NASA's Kepler telescope discovers youngest exoplanet; Path-breaking discovery to shed light on evolution of planets

By @ritwikroy1985 on
NASA Kepler
NASA's Kepler spacecraft is seen in an undated artist's rendering. Reuters/NASA

A team of international researchers have discovered the youngest fully-formed exoplanet ever known. The exoplanet orbits a young star 500 light years from Earth. The astronomers were scanning the sky to detect distant worlds when they detected two of the youngest exoplanets ever discovered. Born around separate stars, the two worlds are only a few million years old. These two are infants when compared to our 4.6 billion-year-old solar system.
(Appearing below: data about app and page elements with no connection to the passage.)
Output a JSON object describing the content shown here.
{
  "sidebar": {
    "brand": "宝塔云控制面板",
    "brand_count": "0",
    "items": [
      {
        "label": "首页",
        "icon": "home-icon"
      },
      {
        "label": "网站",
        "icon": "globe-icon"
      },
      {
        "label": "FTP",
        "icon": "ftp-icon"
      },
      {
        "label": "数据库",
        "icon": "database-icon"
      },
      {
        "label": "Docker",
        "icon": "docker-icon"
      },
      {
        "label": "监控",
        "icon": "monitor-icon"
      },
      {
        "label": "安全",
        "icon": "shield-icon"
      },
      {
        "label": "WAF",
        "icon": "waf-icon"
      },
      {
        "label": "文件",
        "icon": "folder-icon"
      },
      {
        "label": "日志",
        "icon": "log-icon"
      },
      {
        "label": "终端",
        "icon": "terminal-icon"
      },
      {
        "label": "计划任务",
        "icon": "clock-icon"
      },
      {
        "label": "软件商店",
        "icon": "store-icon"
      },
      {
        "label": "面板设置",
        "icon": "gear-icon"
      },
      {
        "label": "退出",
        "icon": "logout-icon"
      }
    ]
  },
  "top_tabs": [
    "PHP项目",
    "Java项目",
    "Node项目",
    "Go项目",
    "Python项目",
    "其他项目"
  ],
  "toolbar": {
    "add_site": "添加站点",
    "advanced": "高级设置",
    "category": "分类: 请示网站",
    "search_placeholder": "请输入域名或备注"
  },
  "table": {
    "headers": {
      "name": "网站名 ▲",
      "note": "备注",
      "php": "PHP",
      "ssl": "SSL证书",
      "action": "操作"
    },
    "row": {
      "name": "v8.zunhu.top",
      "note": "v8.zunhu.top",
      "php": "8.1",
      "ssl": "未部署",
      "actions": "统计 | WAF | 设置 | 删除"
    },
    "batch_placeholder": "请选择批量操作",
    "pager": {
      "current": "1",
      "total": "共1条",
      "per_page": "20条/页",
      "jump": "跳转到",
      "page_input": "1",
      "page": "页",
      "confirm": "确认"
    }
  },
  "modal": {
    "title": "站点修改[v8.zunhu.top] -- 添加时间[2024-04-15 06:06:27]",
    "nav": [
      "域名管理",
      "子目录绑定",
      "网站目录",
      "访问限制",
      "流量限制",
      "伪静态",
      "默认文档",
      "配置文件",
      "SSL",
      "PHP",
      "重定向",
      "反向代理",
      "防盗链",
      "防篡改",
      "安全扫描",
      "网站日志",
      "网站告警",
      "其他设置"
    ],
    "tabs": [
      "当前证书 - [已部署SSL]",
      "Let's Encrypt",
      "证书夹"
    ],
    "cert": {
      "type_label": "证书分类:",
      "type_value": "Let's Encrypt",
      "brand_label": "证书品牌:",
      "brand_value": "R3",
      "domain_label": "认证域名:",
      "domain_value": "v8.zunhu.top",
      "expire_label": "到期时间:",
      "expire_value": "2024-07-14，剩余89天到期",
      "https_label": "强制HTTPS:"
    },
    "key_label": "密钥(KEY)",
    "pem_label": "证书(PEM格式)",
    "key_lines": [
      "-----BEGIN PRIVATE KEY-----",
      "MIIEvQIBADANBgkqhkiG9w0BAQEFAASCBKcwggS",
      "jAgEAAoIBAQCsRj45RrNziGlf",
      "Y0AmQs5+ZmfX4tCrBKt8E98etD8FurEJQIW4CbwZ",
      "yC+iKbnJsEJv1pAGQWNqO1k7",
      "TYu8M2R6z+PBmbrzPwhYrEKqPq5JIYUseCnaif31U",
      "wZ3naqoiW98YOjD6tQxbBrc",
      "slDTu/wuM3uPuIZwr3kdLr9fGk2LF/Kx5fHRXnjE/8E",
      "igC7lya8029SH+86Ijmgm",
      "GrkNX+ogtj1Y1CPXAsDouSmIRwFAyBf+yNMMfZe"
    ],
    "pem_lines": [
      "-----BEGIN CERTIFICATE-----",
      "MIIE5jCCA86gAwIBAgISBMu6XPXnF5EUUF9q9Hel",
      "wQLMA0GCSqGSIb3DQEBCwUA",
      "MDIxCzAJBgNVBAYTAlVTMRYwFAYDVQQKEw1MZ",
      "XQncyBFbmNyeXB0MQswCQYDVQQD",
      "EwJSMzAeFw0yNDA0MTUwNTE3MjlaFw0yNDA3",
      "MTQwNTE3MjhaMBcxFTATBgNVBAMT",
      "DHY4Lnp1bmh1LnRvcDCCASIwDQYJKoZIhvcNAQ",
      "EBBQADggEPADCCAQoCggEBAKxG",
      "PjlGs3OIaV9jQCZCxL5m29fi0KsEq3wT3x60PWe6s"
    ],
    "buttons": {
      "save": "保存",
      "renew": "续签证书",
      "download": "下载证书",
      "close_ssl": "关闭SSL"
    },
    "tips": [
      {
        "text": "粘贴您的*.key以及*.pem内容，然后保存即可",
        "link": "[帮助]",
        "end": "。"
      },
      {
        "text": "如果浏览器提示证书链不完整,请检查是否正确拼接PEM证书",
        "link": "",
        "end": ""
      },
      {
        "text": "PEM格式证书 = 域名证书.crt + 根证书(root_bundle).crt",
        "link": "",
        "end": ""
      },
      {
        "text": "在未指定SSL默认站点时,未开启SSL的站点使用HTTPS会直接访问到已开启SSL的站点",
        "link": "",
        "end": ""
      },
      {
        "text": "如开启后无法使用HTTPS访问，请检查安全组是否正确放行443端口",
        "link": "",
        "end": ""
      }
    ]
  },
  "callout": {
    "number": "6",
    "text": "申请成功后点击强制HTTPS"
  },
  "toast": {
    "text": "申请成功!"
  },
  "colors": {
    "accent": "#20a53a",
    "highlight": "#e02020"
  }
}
The findings have been described in two separate studies by different teams in the journal Nature. One of the studies talks about the younger of the two planets that orbits a star named V830 Tau. It is about 430 light years away. The star is very young, possibly only two million years old. The planet circles the star in just 4.9 days. According to the researchers, it holds around 77 percent of the mass of Jupiter.

The findings of the two studies may provide insights into development of gas giants such as “hot Jupiters” and evolution of their planetary systems. Planets are formed out of the dust and gas that surround nascent stars. They eventually coalesce into asteroids, comets, gas giants, rocky bodies and other such celestial objects. Scientists believe that just like there are various kinds of stars, there must be different variety of worlds that don’t feature in our own Solar System.

The second study, also published in journal Nature, talks about a second planet, K2-33b, which takes 5.4 days to circle its star. It is situated in the “Upper Scorpius” region of the sky. It is the youngest fully formed exoplanet ever detected. When compared to planets in our Solar System, K2-33b resembles Neptune.

Dr. Sasha Hinkley of the University of Exeter, Senior Lecturer in Astrophysics and Astronomy, and colleagues believe that the planet is only five to 10 million years old. The research team hopes that the path-breaking discovery will help in greater understanding of processes involved behind evolution of planets across the galaxy. The exoplanet was discovered by NASA’s Kepler space telescope.

Hinkley expressed his desire to know whether this planet formed at its present location or farther away from the star and then gradually closed in.

“This is a crucial development, as it will give us the opportunity to discover a more in depth understanding of the life cycle of planetary systems. In the same way that a person's development is more easily understood if you can study them from being a baby, through childhood and into adulthood, so our understanding of the planets will only increase by learning more about them during their early existence,” Hinkley said in a press release.